Of course, some months the cooperative’s earnings are low. Furthermore, in Brazil most workplaces close for seasonal celebrations like carnival. Living month-to-month is a great challenge for many of the women. 

Maryknoll Lay Missioner Kathy Bond (in front), a holistic health educator, leads a chair yoga class at AFYA. Kathy teaches cooperative members and other program participants therapeutic skills they can then offer to others.

This economic instability was exacerbated when the world shut down because of the COVID-19 pandemic, which initially forced AFYA to close its doors for four months. Maryknoll missioners who volunteer at the center started offering webinars and Zoom meetings, and participants gave contributions for the online programs. AFYA was able to pay its bills and what was left was shared by the cooperative members. 

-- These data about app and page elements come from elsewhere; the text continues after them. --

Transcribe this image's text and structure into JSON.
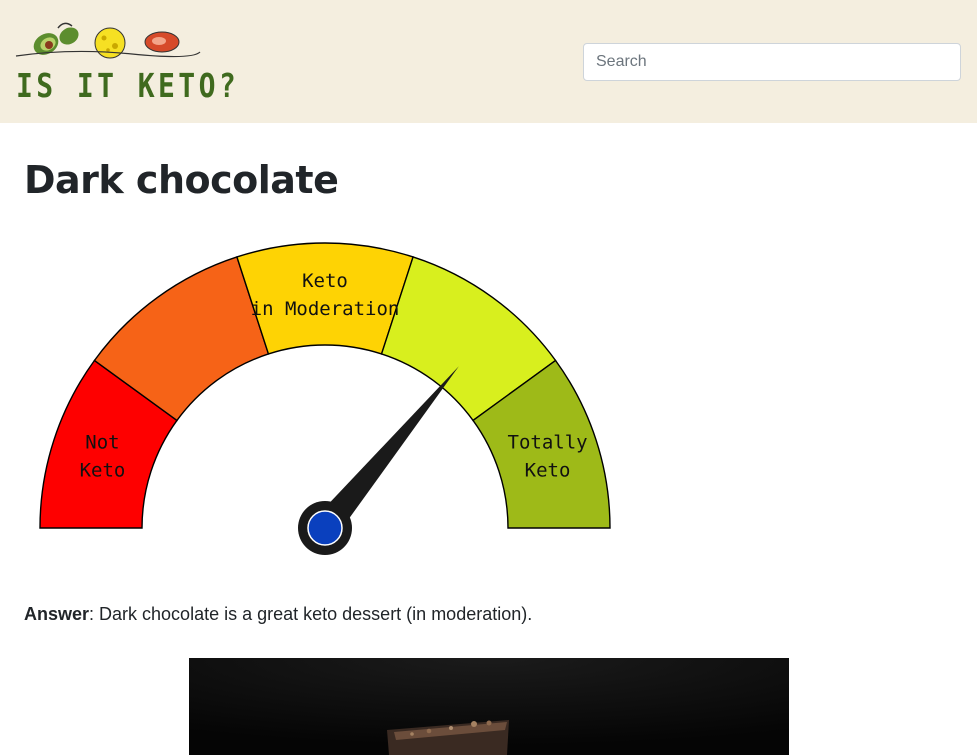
{
  "header": {
    "logo_text": "IS IT KETO?",
    "search_placeholder": "Search"
  },
  "page": {
    "title": "Dark chocolate"
  },
  "gauge": {
    "segments": [
      {
        "label_line1": "Not",
        "label_line2": "Keto",
        "color": "#fe0000"
      },
      {
        "label_line1": "",
        "label_line2": "",
        "color": "#f66317"
      },
      {
        "label_line1": "Keto",
        "label_line2": "in Moderation",
        "color": "#fed304"
      },
      {
        "label_line1": "",
        "label_line2": "",
        "color": "#d8ef1e"
      },
      {
        "label_line1": "Totally",
        "label_line2": "Keto",
        "color": "#9eba18"
      }
    ],
    "needle_color": "#1a1a1a",
    "hub_color": "#0a40be",
    "level": 0.72
  },
  "answer": {
    "label": "Answer",
    "text": ": Dark chocolate is a great keto dessert (in moderation)."
  },
  "image": {
    "icon": "dark-chocolate-photo"
  }
}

“After a few months we decided that we are a health organization, so we should find a way to open up,” Sister Nyaki says. The first people to return for therapeutic sessions, she says, included “doctors and nurses who had been deeply affected by working in the hospitals.”

Maryknoll Lay Missioner Kathy Bond, 56, who has served in Brazil for almost 30 years, teaches courses and workshops at AFYA along with her husband, Flávio Rocha, also a Maryknoll lay missioner. “One of my main objectives is to provide a skill that can help health professionals and therapists supplement their income,” Bond says. Her training courses enable cooperative members and other participants to develop skills as holistic health therapists.

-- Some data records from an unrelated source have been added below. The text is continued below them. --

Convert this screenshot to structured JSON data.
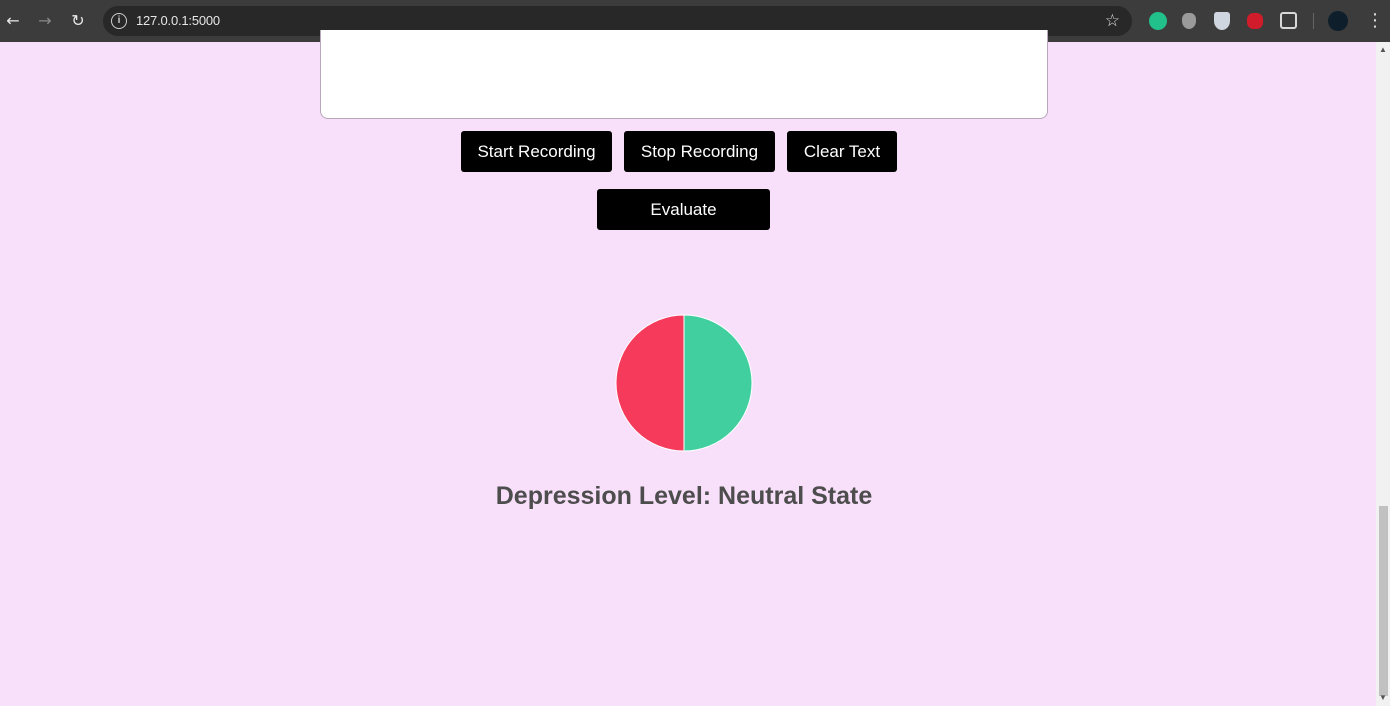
{
  "browser": {
    "url": "127.0.0.1:5000"
  },
  "controls": {
    "start_label": "Start Recording",
    "stop_label": "Stop Recording",
    "clear_label": "Clear Text",
    "evaluate_label": "Evaluate"
  },
  "chart_data": {
    "type": "pie",
    "title": "",
    "labels": [],
    "values": [
      50,
      50
    ],
    "colors": [
      "#41cf9f",
      "#f63a5b"
    ],
    "legend": "none"
  },
  "result": {
    "text": "Depression Level: Neutral State"
  },
  "colors": {
    "page_background": "#f8dffa",
    "button_background": "#000000",
    "result_text": "#4d4d4d"
  }
}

Bond tells the story a woman who was separated from her mother at an early age and did not start speaking until she was 6 or 7 years old. As an adult, the woman took a course at AFYA and found herself transformed. After several training programs, she joined the team. “She is an excellent cook and therapist,” Bond says, “but still struggles with pronunciation — especially when she is nervous.

“I invited her to become my assistant when I give a course,” Bond continues. “This role has helped her not only hone her skills but also increase her confidence in speaking.”

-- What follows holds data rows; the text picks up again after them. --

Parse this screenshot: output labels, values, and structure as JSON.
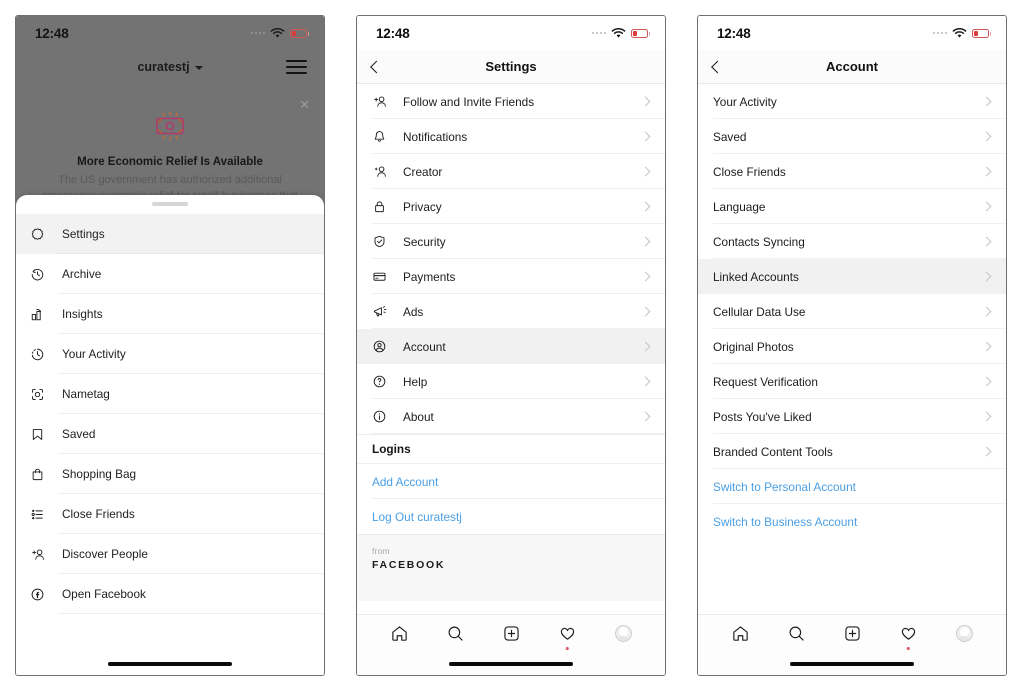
{
  "status_bar": {
    "time": "12:48",
    "battery_state": "low",
    "wifi": "wifi-icon"
  },
  "colors": {
    "link": "#4b9fe4",
    "selected_row": "#f1f1f1",
    "battery_low": "#e03b3b",
    "notification_dot": "#e0586b"
  },
  "phone1": {
    "header": {
      "username": "curatestj",
      "menu_icon": "hamburger-icon",
      "close_icon": "close-icon"
    },
    "banner": {
      "title": "More Economic Relief Is Available",
      "body": "The US government has authorized additional emergency economic relief for small businesses that qualify for the Paycheck Protection Program."
    },
    "sheet": {
      "items": [
        {
          "label": "Settings",
          "icon": "gear-icon",
          "selected": true
        },
        {
          "label": "Archive",
          "icon": "archive-clock-icon",
          "selected": false
        },
        {
          "label": "Insights",
          "icon": "insights-bar-chart-icon",
          "selected": false
        },
        {
          "label": "Your Activity",
          "icon": "activity-clock-icon",
          "selected": false
        },
        {
          "label": "Nametag",
          "icon": "nametag-scan-icon",
          "selected": false
        },
        {
          "label": "Saved",
          "icon": "bookmark-icon",
          "selected": false
        },
        {
          "label": "Shopping Bag",
          "icon": "shopping-bag-icon",
          "selected": false
        },
        {
          "label": "Close Friends",
          "icon": "list-icon",
          "selected": false
        },
        {
          "label": "Discover People",
          "icon": "add-person-icon",
          "selected": false
        },
        {
          "label": "Open Facebook",
          "icon": "facebook-icon",
          "selected": false
        }
      ]
    }
  },
  "phone2": {
    "nav": {
      "title": "Settings",
      "back_icon": "back-chevron-icon"
    },
    "items": [
      {
        "label": "Follow and Invite Friends",
        "icon": "add-person-icon",
        "selected": false
      },
      {
        "label": "Notifications",
        "icon": "bell-icon",
        "selected": false
      },
      {
        "label": "Creator",
        "icon": "creator-person-icon",
        "selected": false
      },
      {
        "label": "Privacy",
        "icon": "lock-icon",
        "selected": false
      },
      {
        "label": "Security",
        "icon": "shield-check-icon",
        "selected": false
      },
      {
        "label": "Payments",
        "icon": "credit-card-icon",
        "selected": false
      },
      {
        "label": "Ads",
        "icon": "megaphone-icon",
        "selected": false
      },
      {
        "label": "Account",
        "icon": "account-circle-icon",
        "selected": true
      },
      {
        "label": "Help",
        "icon": "question-circle-icon",
        "selected": false
      },
      {
        "label": "About",
        "icon": "info-circle-icon",
        "selected": false
      }
    ],
    "logins_header": "Logins",
    "links": [
      {
        "label": "Add Account"
      },
      {
        "label": "Log Out curatestj"
      }
    ],
    "footer": {
      "from": "from",
      "brand": "FACEBOOK"
    }
  },
  "phone3": {
    "nav": {
      "title": "Account",
      "back_icon": "back-chevron-icon"
    },
    "items": [
      {
        "label": "Your Activity",
        "selected": false
      },
      {
        "label": "Saved",
        "selected": false
      },
      {
        "label": "Close Friends",
        "selected": false
      },
      {
        "label": "Language",
        "selected": false
      },
      {
        "label": "Contacts Syncing",
        "selected": false
      },
      {
        "label": "Linked Accounts",
        "selected": true
      },
      {
        "label": "Cellular Data Use",
        "selected": false
      },
      {
        "label": "Original Photos",
        "selected": false
      },
      {
        "label": "Request Verification",
        "selected": false
      },
      {
        "label": "Posts You've Liked",
        "selected": false
      },
      {
        "label": "Branded Content Tools",
        "selected": false
      }
    ],
    "links": [
      {
        "label": "Switch to Personal Account"
      },
      {
        "label": "Switch to Business Account"
      }
    ]
  },
  "tabbar": {
    "tabs": [
      {
        "name": "home",
        "icon": "home-icon",
        "badge": false
      },
      {
        "name": "search",
        "icon": "search-icon",
        "badge": false
      },
      {
        "name": "create",
        "icon": "plus-square-icon",
        "badge": false
      },
      {
        "name": "activity",
        "icon": "heart-icon",
        "badge": true
      },
      {
        "name": "profile",
        "icon": "avatar-icon",
        "badge": false
      }
    ]
  }
}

Sister Nyaki says AFYA’s next goals are to expand so as to have more room for providing additional services. She notes proudly that a new coordinator, a young Brazilian woman named Bruna Ferreira, is now handling day-to-day leadership at the center.

For 23 years, the team at AFYA has shared joys and challenges. The cooperative — with its many Maryknoll associates — continues to drive the heart of this vibrant community.

This article first appeared in the Spring 2023 issue of Maryknoll magazine

Carolyn Trumble
Carolyn Trumble, a returned Maryknoll lay missioner (Class of 2011, Brazil), is a Maryknoll mission education promoter based in Portland, Oregon.